Iran–Russia S-300 Affair Takes a New Spin
Ariel Cohen / Michaela Dodge /
Iran escalated its dispute with Russia recently.
Tehran filed a lawsuit against the Russian Federation at the International Court of Arbitration as Russia refused to provide the Islamic Republic with the S-300 air defense system delivery and providing a new spin to the complicated Russian–Iranian relationship.
Tehran and Moscow signed an $800 million delivery contract in 2007 despite U.S. and Israeli protests. In June 2010, the United Nations Security Council passed a fourth round of sanctions on Iran due to its continuous violations of its Nuclear Non-Proliferation Treaty obligations.
While the S-300 system is not specifically mentioned in the U.N. register of conventional arms, Russian President Dmitry Medvedev signed a decree three months after the sanctions were passed banning the S-300 system sale as well as delivery of other conventional weapons to Tehran’s theocratic regime. Russia even returned the Iranian down payment on the S-300.
The prevention of the S-300 transfer from Russia to Iran was one of the brighter moments of the international effort to halt Iran’s nuclear weapons program. The S-300 air defense system would significantly complicate potential air strikes against Iranian nuclear sites if Israel—the U.S.’s most important ally in the Middle East—or the U.S. itself decide that Iran’s nuclear weapons program progressed enough to possess an existential threat to either nation.
Iran hopes that the court will rule in its favor and thereby provide the Russian Federation with legal grounds to fulfill its obligations under the original S-300 delivery contract. So far, Russian representatives expressed their surprise with Iran’s steps, stating that U.N. sanctions did not give them any other option but to cancel the sale of the system.
While the halt of this sale is a good beginning, it will not be enough to address the broader issue of Iran’s quest for nuclear weapons—something the Obama Administration has neglected recently due to the focus on Afghanistan, Libya, and domestic economic woes.

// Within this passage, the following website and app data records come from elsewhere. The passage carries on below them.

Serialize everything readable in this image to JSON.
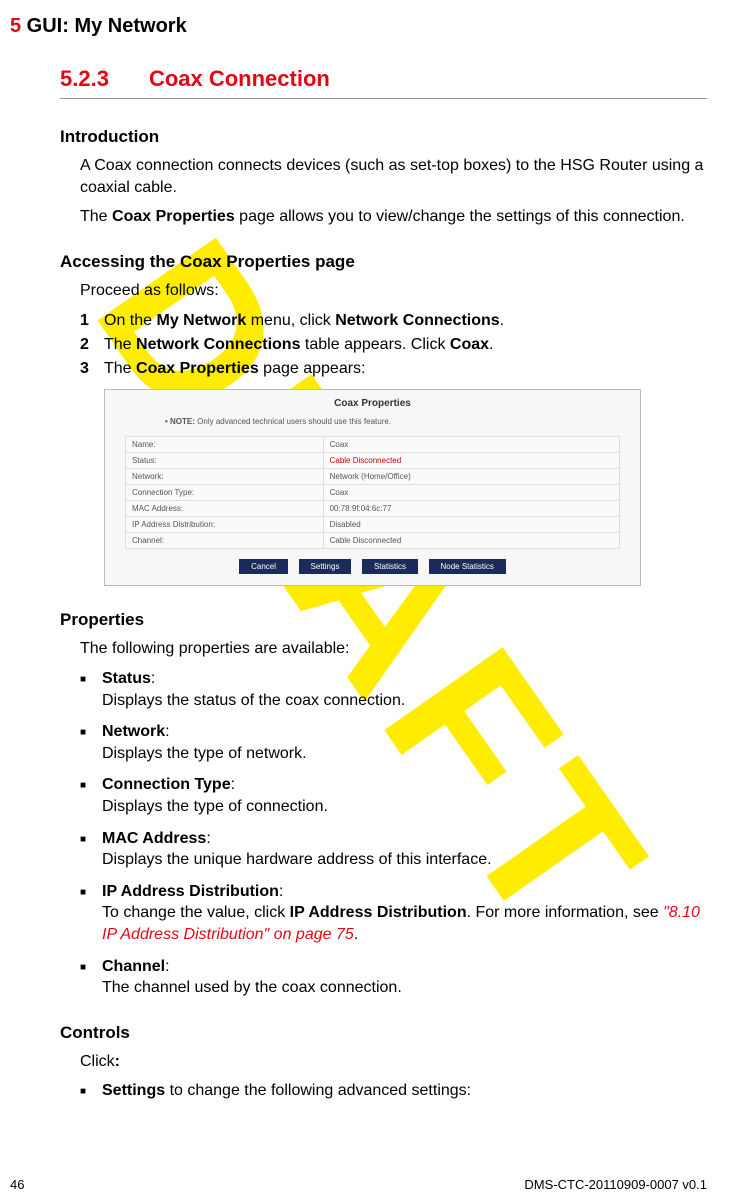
{
  "watermark": "DRAFT",
  "header": {
    "chapter_num": "5",
    "chapter_title": " GUI: My Network"
  },
  "section": {
    "number": "5.2.3",
    "title": "Coax Connection"
  },
  "intro": {
    "heading": "Introduction",
    "p1": "A Coax connection connects devices (such as set-top boxes) to the HSG Router using a coaxial cable.",
    "p2_a": "The ",
    "p2_b": "Coax Properties",
    "p2_c": " page allows you to view/change the settings of this connection."
  },
  "accessing": {
    "heading": "Accessing the Coax Properties page",
    "lead": "Proceed as follows:",
    "steps": [
      {
        "num": "1",
        "a": "On the ",
        "b": "My Network",
        "c": " menu, click ",
        "d": "Network Connections",
        "e": "."
      },
      {
        "num": "2",
        "a": "The ",
        "b": "Network Connections",
        "c": " table appears. Click ",
        "d": "Coax",
        "e": "."
      },
      {
        "num": "3",
        "a": "The ",
        "b": "Coax Properties",
        "c": " page appears:"
      }
    ]
  },
  "screenshot": {
    "title": "Coax Properties",
    "note_prefix": "• NOTE: ",
    "note": "Only advanced technical users should use this feature.",
    "rows": [
      {
        "label": "Name:",
        "value": "Coax"
      },
      {
        "label": "Status:",
        "value": "Cable Disconnected",
        "red": true
      },
      {
        "label": "Network:",
        "value": "Network (Home/Office)"
      },
      {
        "label": "Connection Type:",
        "value": "Coax"
      },
      {
        "label": "MAC Address:",
        "value": "00:78:9f:04:6c:77"
      },
      {
        "label": "IP Address Distribution:",
        "value": "Disabled"
      },
      {
        "label": "Channel:",
        "value": "Cable Disconnected"
      }
    ],
    "buttons": [
      "Cancel",
      "Settings",
      "Statistics",
      "Node Statistics"
    ]
  },
  "properties": {
    "heading": "Properties",
    "lead": "The following properties are available:",
    "items": [
      {
        "name": "Status",
        "desc": "Displays the status of the coax connection."
      },
      {
        "name": "Network",
        "desc": "Displays the type of network."
      },
      {
        "name": "Connection Type",
        "desc": "Displays the type of connection."
      },
      {
        "name": "MAC Address",
        "desc": "Displays the unique hardware address of this interface."
      },
      {
        "name": "IP Address Distribution",
        "desc_a": "To change the value, click ",
        "desc_b": "IP Address Distribution",
        "desc_c": ". For more information, see ",
        "xref": "\"8.10 IP Address Distribution\" on page 75",
        "desc_d": "."
      },
      {
        "name": "Channel",
        "desc": "The channel used by the coax connection."
      }
    ]
  },
  "controls": {
    "heading": "Controls",
    "lead_a": "Click",
    "lead_b": ":",
    "items": [
      {
        "name": "Settings",
        "desc": " to change the following advanced settings:"
      }
    ]
  },
  "footer": {
    "page_num": "46",
    "doc_id": "DMS-CTC-20110909-0007 v0.1"
  }
}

As The Heritage Foundation suggested, a multi-faceted strategy targeting Iran’s ailing energy sector would contribute to compelling Iran to give up its nuclear weapons program. More broadly, the primary task of the United States and its allies must be to dissuade Tehran from acquiring nuclear weapons and work to advance liberty for the Iranian people by discrediting the radical regime.
Keeping pressure to deny Iran the S-300 anti-aircraft missiles or their equivalent is a necessary part of the strategy. Additionally, the U.S. should not shy away from articulating its priorities and values to its Russian partners—and have Russia halt its cooperation and arms sales to Iran.